Count me shocked that Tylke remains undrafted. I put her in my WCHA players to watch for this year, and she hasn’t disappointed (although St. Cloud certainly has). She’s SCSU’s leading scorer for the third straight year, and just might have the best hands in the country. She’s interested in playing after graduation, too— she lists “play[ing] in Europe” as part of her plans for the future. Although she may not catch the Whitecaps’ eye, I can’t see all five teams letting “Silky Tylke” leave the U.S.
Maddie Rolfes, defender, University of Wisconsin (West Des Moines, IA)
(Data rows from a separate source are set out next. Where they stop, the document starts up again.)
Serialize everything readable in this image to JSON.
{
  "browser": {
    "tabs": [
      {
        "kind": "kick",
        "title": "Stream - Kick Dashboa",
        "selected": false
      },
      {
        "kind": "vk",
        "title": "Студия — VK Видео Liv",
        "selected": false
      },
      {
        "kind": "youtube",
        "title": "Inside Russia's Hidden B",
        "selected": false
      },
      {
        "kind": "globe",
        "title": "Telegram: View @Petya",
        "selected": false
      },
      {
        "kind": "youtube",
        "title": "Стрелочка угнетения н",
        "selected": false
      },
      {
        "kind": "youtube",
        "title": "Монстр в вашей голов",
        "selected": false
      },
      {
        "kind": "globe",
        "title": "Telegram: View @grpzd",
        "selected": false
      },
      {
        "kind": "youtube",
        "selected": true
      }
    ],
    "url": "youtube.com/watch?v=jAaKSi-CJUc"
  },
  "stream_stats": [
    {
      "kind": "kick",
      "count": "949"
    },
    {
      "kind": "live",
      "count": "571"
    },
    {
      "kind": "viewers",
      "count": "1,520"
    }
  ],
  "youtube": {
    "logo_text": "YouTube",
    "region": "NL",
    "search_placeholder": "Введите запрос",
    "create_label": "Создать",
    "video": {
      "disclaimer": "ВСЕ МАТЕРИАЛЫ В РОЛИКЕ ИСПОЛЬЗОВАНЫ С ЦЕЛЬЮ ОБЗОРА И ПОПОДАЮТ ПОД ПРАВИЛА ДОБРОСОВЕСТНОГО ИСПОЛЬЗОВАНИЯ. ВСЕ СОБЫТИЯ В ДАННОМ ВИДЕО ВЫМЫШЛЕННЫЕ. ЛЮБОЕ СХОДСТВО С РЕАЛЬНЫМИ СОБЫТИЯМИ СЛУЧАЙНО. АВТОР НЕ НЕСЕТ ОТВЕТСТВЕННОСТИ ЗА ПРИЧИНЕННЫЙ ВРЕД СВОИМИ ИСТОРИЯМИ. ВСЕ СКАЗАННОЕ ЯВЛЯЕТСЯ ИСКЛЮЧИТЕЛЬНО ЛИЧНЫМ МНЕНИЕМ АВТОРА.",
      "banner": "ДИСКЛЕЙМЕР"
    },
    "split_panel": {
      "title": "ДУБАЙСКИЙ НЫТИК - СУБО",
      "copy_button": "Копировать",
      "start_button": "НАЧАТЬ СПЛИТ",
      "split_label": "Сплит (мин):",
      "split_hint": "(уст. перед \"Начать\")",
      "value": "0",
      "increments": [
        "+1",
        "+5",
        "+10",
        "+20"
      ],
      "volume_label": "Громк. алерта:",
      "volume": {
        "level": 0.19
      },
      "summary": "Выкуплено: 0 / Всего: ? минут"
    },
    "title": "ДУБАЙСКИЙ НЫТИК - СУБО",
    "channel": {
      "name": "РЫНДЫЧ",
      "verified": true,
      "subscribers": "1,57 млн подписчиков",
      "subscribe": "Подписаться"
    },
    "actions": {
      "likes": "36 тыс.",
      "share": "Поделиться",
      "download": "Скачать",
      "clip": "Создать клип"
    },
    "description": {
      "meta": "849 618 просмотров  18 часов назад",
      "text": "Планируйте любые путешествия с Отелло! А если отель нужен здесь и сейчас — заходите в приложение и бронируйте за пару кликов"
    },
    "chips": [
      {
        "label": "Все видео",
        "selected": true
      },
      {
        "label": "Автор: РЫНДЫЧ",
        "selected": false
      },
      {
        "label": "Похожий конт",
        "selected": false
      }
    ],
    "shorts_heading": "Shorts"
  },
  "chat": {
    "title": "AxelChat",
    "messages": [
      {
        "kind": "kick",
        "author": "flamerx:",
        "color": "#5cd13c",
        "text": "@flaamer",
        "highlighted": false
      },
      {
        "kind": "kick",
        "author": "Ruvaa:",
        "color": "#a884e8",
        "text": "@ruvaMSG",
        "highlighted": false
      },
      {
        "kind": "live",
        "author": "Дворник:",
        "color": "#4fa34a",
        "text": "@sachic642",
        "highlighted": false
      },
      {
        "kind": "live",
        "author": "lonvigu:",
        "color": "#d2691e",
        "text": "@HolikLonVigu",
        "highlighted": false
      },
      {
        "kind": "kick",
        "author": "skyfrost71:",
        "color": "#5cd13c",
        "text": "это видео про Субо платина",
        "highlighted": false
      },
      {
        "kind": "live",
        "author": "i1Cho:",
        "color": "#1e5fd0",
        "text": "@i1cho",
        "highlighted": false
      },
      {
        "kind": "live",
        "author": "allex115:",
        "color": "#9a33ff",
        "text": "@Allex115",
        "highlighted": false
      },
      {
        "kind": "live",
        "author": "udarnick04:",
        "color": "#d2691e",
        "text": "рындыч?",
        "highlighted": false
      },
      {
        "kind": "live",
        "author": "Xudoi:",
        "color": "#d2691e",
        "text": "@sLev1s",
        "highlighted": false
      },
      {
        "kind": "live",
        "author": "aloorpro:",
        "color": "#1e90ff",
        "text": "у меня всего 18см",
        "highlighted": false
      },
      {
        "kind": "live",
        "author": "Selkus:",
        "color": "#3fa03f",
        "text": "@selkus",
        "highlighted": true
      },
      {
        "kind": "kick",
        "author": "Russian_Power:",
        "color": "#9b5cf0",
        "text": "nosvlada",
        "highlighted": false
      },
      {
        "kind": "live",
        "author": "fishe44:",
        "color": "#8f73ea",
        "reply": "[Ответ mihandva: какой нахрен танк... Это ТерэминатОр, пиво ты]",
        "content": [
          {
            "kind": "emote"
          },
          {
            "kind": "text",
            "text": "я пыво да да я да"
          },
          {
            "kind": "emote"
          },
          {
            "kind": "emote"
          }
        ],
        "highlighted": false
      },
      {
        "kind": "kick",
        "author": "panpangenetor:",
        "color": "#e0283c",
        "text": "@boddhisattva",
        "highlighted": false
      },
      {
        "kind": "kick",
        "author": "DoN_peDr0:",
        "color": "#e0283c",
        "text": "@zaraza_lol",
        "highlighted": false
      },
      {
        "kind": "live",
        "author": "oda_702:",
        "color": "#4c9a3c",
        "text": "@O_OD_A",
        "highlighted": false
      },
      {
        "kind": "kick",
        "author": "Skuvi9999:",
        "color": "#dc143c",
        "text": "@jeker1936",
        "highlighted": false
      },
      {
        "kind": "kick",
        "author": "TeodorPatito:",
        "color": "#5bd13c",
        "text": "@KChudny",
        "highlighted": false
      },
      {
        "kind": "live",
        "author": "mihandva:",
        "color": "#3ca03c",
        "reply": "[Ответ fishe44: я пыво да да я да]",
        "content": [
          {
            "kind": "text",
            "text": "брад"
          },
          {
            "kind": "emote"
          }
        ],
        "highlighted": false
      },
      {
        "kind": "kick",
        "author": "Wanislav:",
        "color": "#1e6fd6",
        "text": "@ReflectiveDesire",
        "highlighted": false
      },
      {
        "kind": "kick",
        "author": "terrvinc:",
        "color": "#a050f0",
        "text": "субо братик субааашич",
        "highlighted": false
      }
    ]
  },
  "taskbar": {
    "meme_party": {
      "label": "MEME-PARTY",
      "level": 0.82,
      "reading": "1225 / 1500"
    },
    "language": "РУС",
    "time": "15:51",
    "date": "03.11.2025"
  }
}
Rolfes has spent the last four years shutting down current pros when they came to Madison, and is ready for the next level. Although she hasn’t been the highest-scoring defender in the NCAA, she’s four for four on Frozen Four appearances with Wisconsin, and has certainly helped the Badgers maintain their elite status among Division I programs. Wisconsin has a powerful offense, but it’s been defenders like Rolfes, Mellissa Channell (Furies), and Lauren Williams (Blades) who’ve kept the shots down.
The numbers of the 2018 NWHL Draft
Every team could use better defense, but the Riveters in particular haven’t yet adjusted to the loss of several of their elite defenders, especially Ashley Johnston. Rolfes could join former teammates Jenny Ryan and Courtney Burke in helping the Riveters back to the top.
Charly Dahlquist, forward, University of North Dakota/Ohio State University (Eden Prairie, MN)
Dahlquist was coming into her own at North Dakota when the program ended. After arriving in Columbus, she took the loss in stride, helping the Buckeyes to their first-ever Frozen Four appearance last year. We’ll see how she fares against NWHL talent when the Buckeyes take on the Whitecaps in an exhibition in Columbus in early January. She might impress and get the chance to join them with current teammate Lauren Boyle (3rd round) — or she could reunite with former Buckeyes Julianna Iafallo and Lisa Chesson in Buffalo.
Kristen Campbell, goaltender, University of North Dakota/University of Wisconsin (Brandon, MB)
Breaking down past NWHL Drafts
I’m hesitant to predict Canadians to the NWHL, but I think Campbell might make the leap. After UND, Campbell landed at Wisconsin and immediately took over the crease. She’s started all but two games since, and helped Wisconsin to the top of the WCHA last year.
There’s not a lot of room in the CWHL for goalies right now. Campbell’s natural move is to the Calgary Inferno, but Alex Rigsby seems to have the starting spot locked up. It’s possible she could beat out Lindsey Post and/or Annie Bélanger for a backup spot, but that leaves Calgary juggling three starters, a situation that in the past (specifically, 2017) has not worked out well for any of the three netminders. The rest of Canada isn’t much better. Markham’s only carrying two tenders (the perennial Erica Howe and Liz Knox), and if anyone’s going to challenge Toronto’s Shea Tiley and Elaine Chuli for minutes next year it will be Kassidy Sauvé (Clarkson), who is almost definitely going pro and will probably be picked ahead of Campbell if both are available.
If Campbell’s looking for starting minutes, she’ll do best competing with the Riveters’ Katie Fitzgerald and Kim Sass, both of whom have looked mortal this year. Ultimately, there’s a spot out there for Campbell, and I have a feeling it will be in the United States.
Bonus: T.T. Cianfarano, forward, Quinnipiac University/Clarkson University (Oswego, NY)
Although Cianfarano was drafted by the Riveters as a junior in 2017, she only played two games before a season-ending injury forced her to redshirt her senior year. Thus, as her draft class joined the NWHL this year, she still had a year of eligibility left and the NCAA’s generous graduate transfer rules were in her favor. This year, she joined a dominant Clarkson seeking its third straight national championship. Although it’s possible she could join the Riveters next year, it’s more likely she’ll head towards Buffalo.
Clarkson adds pair of star transfers
Of course, there are also more seniors, especially at the Division III level, that could make a successful run at an NWHL roster. Let us know what players you think could see some ice time next year in the comments.